October 19th 2019


  Buy Issue 3055
Qty:

Articles from this issue:

COVER STORY Greta Thunberg: she's not doing it all on her own

EDITORIAL Time for Australia to rethink the neo-liberal experiment

RURAL AFFAIRS Queensland Labor punishes farmers to placate UNESCO

CANBERRA OBSERVED Morrison's 'positive' globalism has resonance

NSW ABORTION ACT Amendments annul some of the Act's worst excesses

GENDER POLITICS Doctors call for inquiry into childhood gender dysphoria

FOREIGN AFFAIRS Hong Kong's 'software' may be key to its survival

GENDER POLITICS Pornography and the transgender agenda

RIGHTS & FREEDOMS Transgenderism poses biggest threat to religious freedom

OPINION When Maggie (Sanger) met Mickie (Mann)

PHILOSOPHY The element of justice in economic practice, Part 2 of two parts

POPULATION Lifestyles and policies ensure population peril ahead

HUMOUR If atheism is the answer, what was the question?

MUSIC Good, better, Bach: The composer who consistently outdid himself

CINEMA Joker: From a heart in darkness

BOOK REVIEW Hope, more than economics, drives Trump voters

BOOK REVIEW A pushback against visceral unreason

LETTERS

Books promotion page

OUR TIME HAS COME:
How India Is Making Its Place in the World

Alyssa Ayres

$33.95


Buy Book
Qty:

About the book

Over the last 25 years, India's explosive economic growth has vaulted it into the ranks of the world's emerging major powers. Long plagued by endemic poverty, until the 1990s the Indian economy was also hamstrung by a burdensome regulatory regime that limited its ability to compete on a global scale. Since then, however, the Indian government has gradually opened up the economy and the results have been stunning. India's middle class has grown by leaps and bounds, and the country's sheer scale – its huge population and $2 trillion economy – means its actions will have a major global impact. From world trade to climate change to democratisation, India now matters.

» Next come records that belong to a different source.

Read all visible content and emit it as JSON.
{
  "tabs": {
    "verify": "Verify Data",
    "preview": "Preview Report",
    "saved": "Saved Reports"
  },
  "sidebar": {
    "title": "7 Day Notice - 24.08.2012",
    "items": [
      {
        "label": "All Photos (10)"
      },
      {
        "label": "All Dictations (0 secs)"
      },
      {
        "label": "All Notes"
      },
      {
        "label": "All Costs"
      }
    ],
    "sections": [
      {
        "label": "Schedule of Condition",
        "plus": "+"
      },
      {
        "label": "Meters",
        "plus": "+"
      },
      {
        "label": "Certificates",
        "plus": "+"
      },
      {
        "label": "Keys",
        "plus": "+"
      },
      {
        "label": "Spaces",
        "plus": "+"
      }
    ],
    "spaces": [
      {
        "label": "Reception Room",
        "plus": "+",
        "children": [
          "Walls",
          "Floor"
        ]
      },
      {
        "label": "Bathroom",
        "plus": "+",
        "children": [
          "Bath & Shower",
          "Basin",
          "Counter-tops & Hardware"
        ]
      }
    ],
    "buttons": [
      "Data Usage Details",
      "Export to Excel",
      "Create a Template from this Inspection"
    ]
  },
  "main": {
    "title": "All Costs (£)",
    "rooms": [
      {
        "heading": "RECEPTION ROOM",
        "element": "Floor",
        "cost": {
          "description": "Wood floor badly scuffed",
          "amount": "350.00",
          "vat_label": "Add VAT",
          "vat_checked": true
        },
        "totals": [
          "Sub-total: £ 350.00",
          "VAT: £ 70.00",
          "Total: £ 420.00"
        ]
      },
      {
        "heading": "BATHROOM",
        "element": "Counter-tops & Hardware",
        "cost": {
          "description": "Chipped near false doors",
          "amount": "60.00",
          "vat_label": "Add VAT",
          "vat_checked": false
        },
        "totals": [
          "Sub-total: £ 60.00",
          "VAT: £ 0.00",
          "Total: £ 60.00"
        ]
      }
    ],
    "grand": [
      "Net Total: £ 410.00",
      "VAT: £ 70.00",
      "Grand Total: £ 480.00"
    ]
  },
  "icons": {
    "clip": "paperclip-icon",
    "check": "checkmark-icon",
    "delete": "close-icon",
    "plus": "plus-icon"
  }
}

While it is clearly on the path to becoming a great power, India has not abandoned all of its past policies: its economy remains relatively protectionist, and it still struggles with the legacy of its longstanding foreign policy doctrine of non-alignment. India's vibrant democracy encompasses a vast array of parties who champion dizzyingly disparate policies. And India isn't easily swayed by foreign influence; the country carefully guards its autonomy, in part because of its colonial past. For all of these reasons, India tends to move cautiously and deliberately in the international sphere.

In Our Time Has Come, Alyssa Ayres looks at how the tension between India's inward-focused past and its ongoing integration into the global economy will shape its trajectory. Today, Indian leaders increasingly want to see their country feature in the ranks of the world's great powers – in fact, as a “leading power”, to use the words of Prime Minister Narendra Modi. Ayres considers the role India is likely to play as its prominence grows, taking stock of the implications and opportunities for the US and other nations as the world's largest democracy defines its place in the world. As she shows, India breaks the mold of the typical “ally”, and its vastness, history, and diversity render it incomparable to any other major democratic power. By focusing on how India's unique perspective shapes its approach to global affairs, Our Time Has Come will help the world make sense of India’s rise.

About the author

Alyssa Ayres is senior fellow for India, Pakistan, and South Asia at the Council on Foreign Relations. She served as U.S. deputy assistant secretary of state for South Asia in 2010–13, and her more than 25 years’ experience in India and South Asia crosses the government, non-profit, and private sectors. She has served as project director for two bipartisan task forces on U.S.-India relations, and co-edited three books on India and Indian foreign policy. Her book on nationalism in Pakistan, Speaking Like a State, was published by Cambridge University Press in 2009.


Related Articles:
BOOK REVIEW Subcontinent set for Asian century



























All you need to know about
the wider impact of transgenderism on society.
TRANSGENDER: one shade of grey, 353pp, $39.99


Join email list

Join e-newsletter list


Your cart has 0 items



Subscribe to NewsWeekly

Research Papers



Trending articles

EDITORIAL Gladys Liu controversy ignores reality of China's interference

COVER STORY Greta Thunberg: she's not doing it all on her own

COVER STORY Federal Government should abolish Renewable Energy Certificates

RURAL AFFAIRS Queensland Labor punishes farmers to placate UNESCO

VICTORIAN AFFAIRS Tolerance Bill aims to 'eliminate' vilification

RELIGIOUS FREEDOM Religious discrimination bill: A litany of questions

CANBERRA OBSERVED NSW Labor caught in Panda's paws doing 'whatever it takes'



























© Copyright NewsWeekly.com.au 2017
Last Modified:
June 20, 2015, 1:01 pm